FFX knew how to curate its battle mechanics, emphasising its strengths with a heightened difficulty and crafty bosses that necessitated critical thinking. Its sequel has one of the deepest, fastest and most exciting battle systems in the entire series, but battles feel entirely secondary to the sluggish march of terrible mini-games, insufferable cut-scenes and nauseating fan service that defines the rest of the experience.
I’ve (seductively) danced around the subject for some time, but fan service is the game’s greatest failing. There’s nothing inherently wrong with fan service – see: Bayonetta – but when it exists solely for titillation without adding anything to the character – see: MGSV’s Quiet – it can only be classed as incongruous. None of the women in the game, with the possible exception of Rikku, flaunt their sexuality as a personality trait, and yet Tetsuya Nomura’s character designs emphasise their bodies to a laughable degree.
The camera during cut scenes is apparently determined to focus on our heroines’ busts and rears at every given opportunity, usually panning suggestively up or down from them. The perverted male gaze extends to battle, where swapping Dresspheres is accompanied by a Sailor Moon-esque transformation sequence. There’s an actual, honest-to-god ‘hot springs’ segment where the giggling ladies compare the size of their breasts, not to mention the mortifying ‘massage Leblanc’ mini-game. It’s pure Charlie’s Angels pap, designed exclusively for male gratification, with all the loathsome baggage that comes alongside it.
X-2 is embarrassing to play. From the J-pop nonsense of the intro to the excruciating ‘1000 Words’ concert to the mind-numbing exchanges between the Gullwings, playing through this game is like taking an ice-pick to your brain stem. Playing it with an audience – as I did during multiple sessions – is one of the most excruciating experiences I’ve had in my time playing video games. As a young teen, I could suspend my gag reflex and gloss over the guff, smiling as Yuna capped a Cactuar. As a grown man, I am no longer capable of doing so. “It’s still a good game,” I told myself. “It’s got a great battle system,” I told myself while the camera burrowed upwards into Rikku’s anus.
X-2 is not a good game. More development time (another year, at least), a better script and a more competent director might have unearthed the great game buried within, but the final product is a mess of conflicting priorities. The player is given unparalleled freedom to explore a world that has nothing substantial to offer. The brilliant combat system is never permitted to reach its potential. The soundtrack – the first without Nobuo Uematsu – is initially refreshing but quickly turns grating, with repeated tracks and repetitive hooks. Its single great character is drowned in a swollen ocean of useless background voices.
Ultimately, and most damningly of all, Final Fantasy X-2 is soulless. It feels like a lazy cash-grab designed for maximum profit with minimal effort, re-using a litany of assets from its predecessor and farmed out to an overworked and understaffed development team with a lot of ideas and no time to implement them.

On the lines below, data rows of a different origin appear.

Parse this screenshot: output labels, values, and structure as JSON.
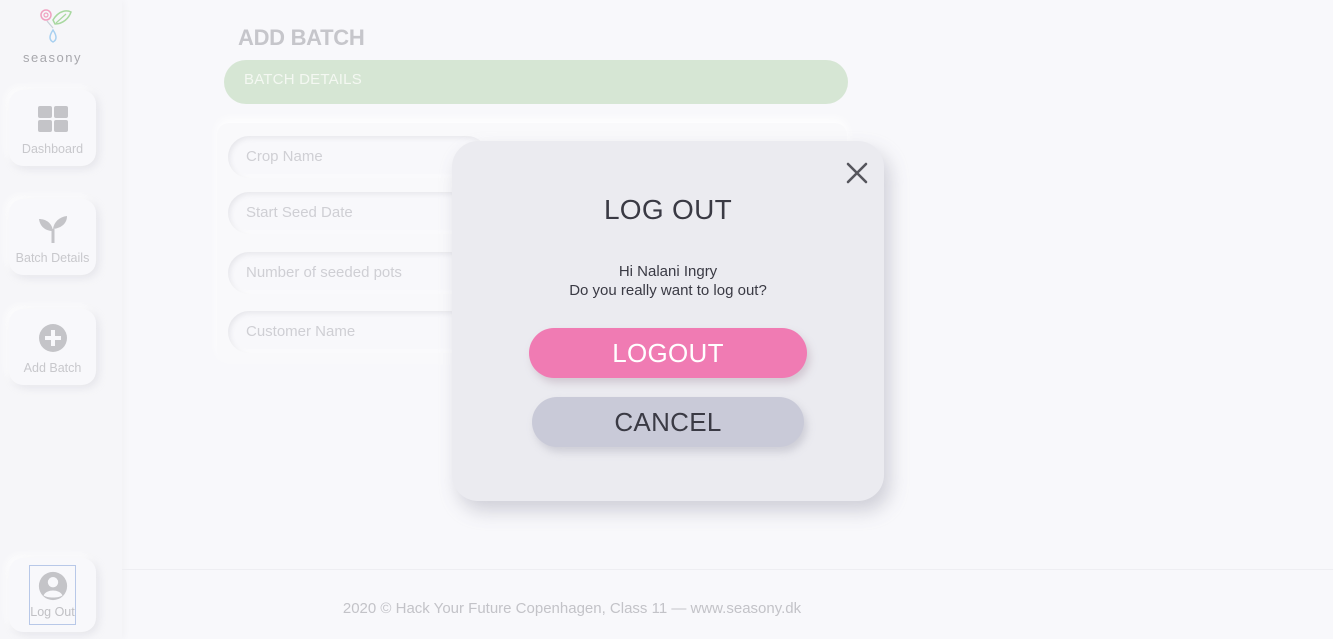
{
  "app": {
    "logo_text": "seasony"
  },
  "sidebar": {
    "items": [
      {
        "label": "Dashboard",
        "icon": "dashboard-grid-icon"
      },
      {
        "label": "Batch Details",
        "icon": "sprout-icon"
      },
      {
        "label": "Add Batch",
        "icon": "plus-circle-icon"
      }
    ],
    "logout": {
      "label": "Log Out",
      "icon": "user-avatar-icon"
    }
  },
  "main": {
    "title": "ADD BATCH",
    "section": "BATCH DETAILS",
    "fields": [
      {
        "placeholder": "Crop Name"
      },
      {
        "placeholder": "Start Seed Date"
      },
      {
        "placeholder": "Number of seeded pots"
      },
      {
        "placeholder": "Customer Name"
      }
    ]
  },
  "footer": {
    "text": "2020 © Hack Your Future Copenhagen, Class 11 — www.seasony.dk"
  },
  "modal": {
    "title": "LOG OUT",
    "greeting": "Hi Nalani Ingry",
    "question": "Do you really want to log out?",
    "confirm_label": "LOGOUT",
    "cancel_label": "CANCEL"
  },
  "colors": {
    "accent_pink": "#f07bb3",
    "section_green": "#d6e6d4",
    "cancel_gray": "#c9cad8"
  }
}
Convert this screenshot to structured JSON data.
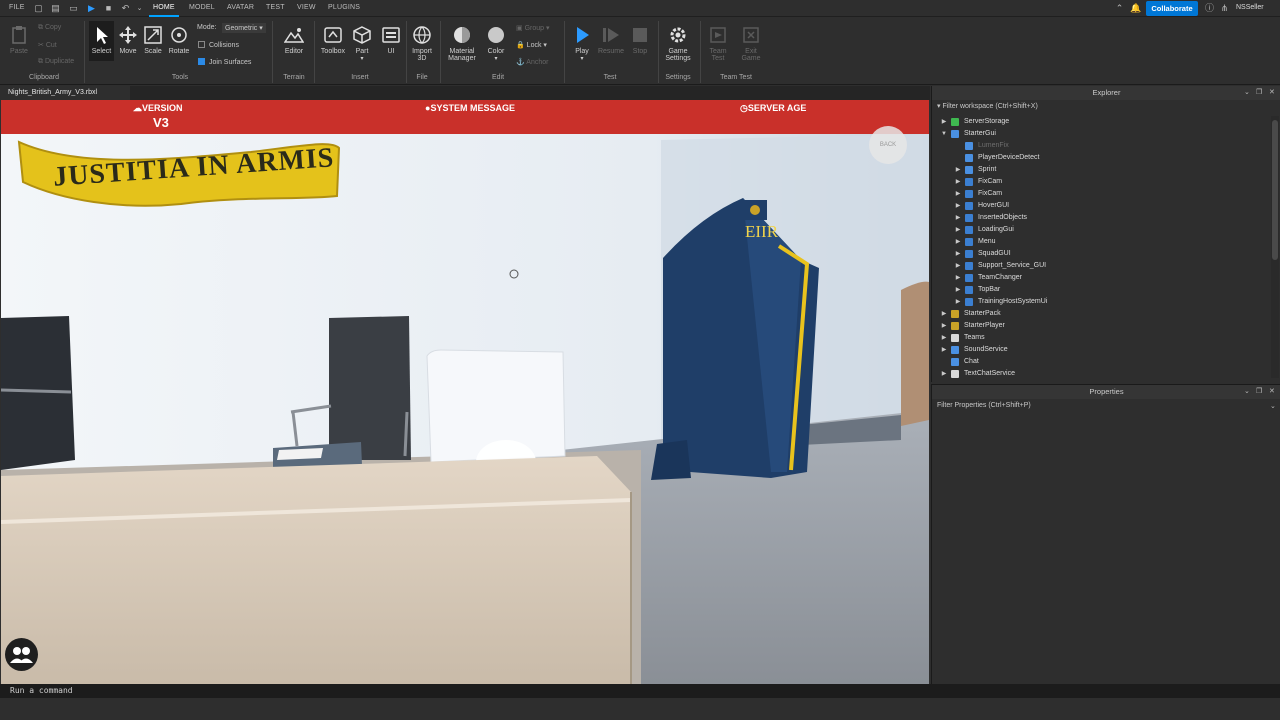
{
  "menubar": {
    "file": "FILE",
    "tabs": [
      "HOME",
      "MODEL",
      "AVATAR",
      "TEST",
      "VIEW",
      "PLUGINS"
    ],
    "collaborate": "Collaborate",
    "user": "NSSeller"
  },
  "ribbon": {
    "clipboard": {
      "paste": "Paste",
      "copy": "Copy",
      "cut": "Cut",
      "duplicate": "Duplicate",
      "group": "Clipboard"
    },
    "tools": {
      "select": "Select",
      "move": "Move",
      "scale": "Scale",
      "rotate": "Rotate",
      "mode_label": "Mode:",
      "mode_value": "Geometric",
      "collisions": "Collisions",
      "join_surfaces": "Join Surfaces",
      "group": "Tools"
    },
    "terrain": {
      "editor": "Editor",
      "group": "Terrain"
    },
    "insert": {
      "toolbox": "Toolbox",
      "part": "Part",
      "ui": "UI",
      "group": "Insert"
    },
    "file": {
      "import_line1": "Import",
      "import_line2": "3D",
      "group": "File"
    },
    "edit": {
      "material_line1": "Material",
      "material_line2": "Manager",
      "color": "Color",
      "grp": "Group",
      "lock": "Lock",
      "anchor": "Anchor",
      "group": "Edit"
    },
    "test": {
      "play": "Play",
      "resume": "Resume",
      "stop": "Stop",
      "group": "Test"
    },
    "settings": {
      "game_line1": "Game",
      "game_line2": "Settings",
      "group": "Settings"
    },
    "team_test": {
      "team_line1": "Team",
      "team_line2": "Test",
      "exit_line1": "Exit",
      "exit_line2": "Game",
      "group": "Team Test"
    }
  },
  "file_tab": "Nights_British_Army_V3.rbxl",
  "viewport": {
    "version_label": "VERSION",
    "version_value": "V3",
    "system_message": "SYSTEM MESSAGE",
    "server_age": "SERVER AGE",
    "back": "BACK",
    "motto": "JUSTITIA IN ARMIS",
    "cypher": "EIIR"
  },
  "explorer": {
    "title": "Explorer",
    "filter": "Filter workspace (Ctrl+Shift+X)",
    "items": [
      {
        "label": "ServerStorage",
        "depth": 0,
        "arrow": "right",
        "icon": "folder-icon",
        "color": "#3fb950"
      },
      {
        "label": "StarterGui",
        "depth": 0,
        "arrow": "down",
        "icon": "folder-icon",
        "color": "#4a90e2"
      },
      {
        "label": "LumenFix",
        "depth": 1,
        "arrow": "none",
        "icon": "script-icon",
        "color": "#4a90e2",
        "faded": true
      },
      {
        "label": "PlayerDeviceDetect",
        "depth": 1,
        "arrow": "none",
        "icon": "script-icon",
        "color": "#4a90e2"
      },
      {
        "label": "Sprint",
        "depth": 1,
        "arrow": "right",
        "icon": "script-icon",
        "color": "#4a90e2"
      },
      {
        "label": "FixCam",
        "depth": 1,
        "arrow": "right",
        "icon": "screengui-icon",
        "color": "#3b7fd1"
      },
      {
        "label": "FixCam",
        "depth": 1,
        "arrow": "right",
        "icon": "screengui-icon",
        "color": "#3b7fd1"
      },
      {
        "label": "HoverGUI",
        "depth": 1,
        "arrow": "right",
        "icon": "screengui-icon",
        "color": "#3b7fd1"
      },
      {
        "label": "InsertedObjects",
        "depth": 1,
        "arrow": "right",
        "icon": "screengui-icon",
        "color": "#3b7fd1"
      },
      {
        "label": "LoadingGui",
        "depth": 1,
        "arrow": "right",
        "icon": "screengui-icon",
        "color": "#3b7fd1"
      },
      {
        "label": "Menu",
        "depth": 1,
        "arrow": "right",
        "icon": "screengui-icon",
        "color": "#3b7fd1"
      },
      {
        "label": "SquadGUI",
        "depth": 1,
        "arrow": "right",
        "icon": "screengui-icon",
        "color": "#3b7fd1"
      },
      {
        "label": "Support_Service_GUI",
        "depth": 1,
        "arrow": "right",
        "icon": "screengui-icon",
        "color": "#3b7fd1"
      },
      {
        "label": "TeamChanger",
        "depth": 1,
        "arrow": "right",
        "icon": "screengui-icon",
        "color": "#3b7fd1"
      },
      {
        "label": "TopBar",
        "depth": 1,
        "arrow": "right",
        "icon": "screengui-icon",
        "color": "#3b7fd1"
      },
      {
        "label": "TrainingHostSystemUi",
        "depth": 1,
        "arrow": "right",
        "icon": "screengui-icon",
        "color": "#3b7fd1"
      },
      {
        "label": "StarterPack",
        "depth": 0,
        "arrow": "right",
        "icon": "folder-icon",
        "color": "#c9a227"
      },
      {
        "label": "StarterPlayer",
        "depth": 0,
        "arrow": "right",
        "icon": "folder-icon",
        "color": "#c9a227"
      },
      {
        "label": "Teams",
        "depth": 0,
        "arrow": "right",
        "icon": "teams-icon",
        "color": "#d9d9d9"
      },
      {
        "label": "SoundService",
        "depth": 0,
        "arrow": "right",
        "icon": "sound-icon",
        "color": "#4a90e2"
      },
      {
        "label": "Chat",
        "depth": 0,
        "arrow": "none",
        "icon": "chat-icon",
        "color": "#4a90e2"
      },
      {
        "label": "TextChatService",
        "depth": 0,
        "arrow": "right",
        "icon": "chat-icon",
        "color": "#d9d9d9"
      }
    ]
  },
  "properties": {
    "title": "Properties",
    "filter": "Filter Properties (Ctrl+Shift+P)"
  },
  "command_bar": {
    "placeholder": "Run a command"
  }
}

There are fleeting snatches of brilliance here and there, but it’s all smothered by crushing monotony and rapidly diminishing returns.
Perhaps appropriately, X-2 was the last game released by the original Square before the merger with Enix was finalised. Overseas, in the Americas and Europe, the game would be released under the banner of the ‘new’ company: Square Enix. The old way was dead. Now, the milking could begin.
Next time, uncharted territory. The erstwhile black sheep of the series, massively multi-player and all online: Final Fantasy XI.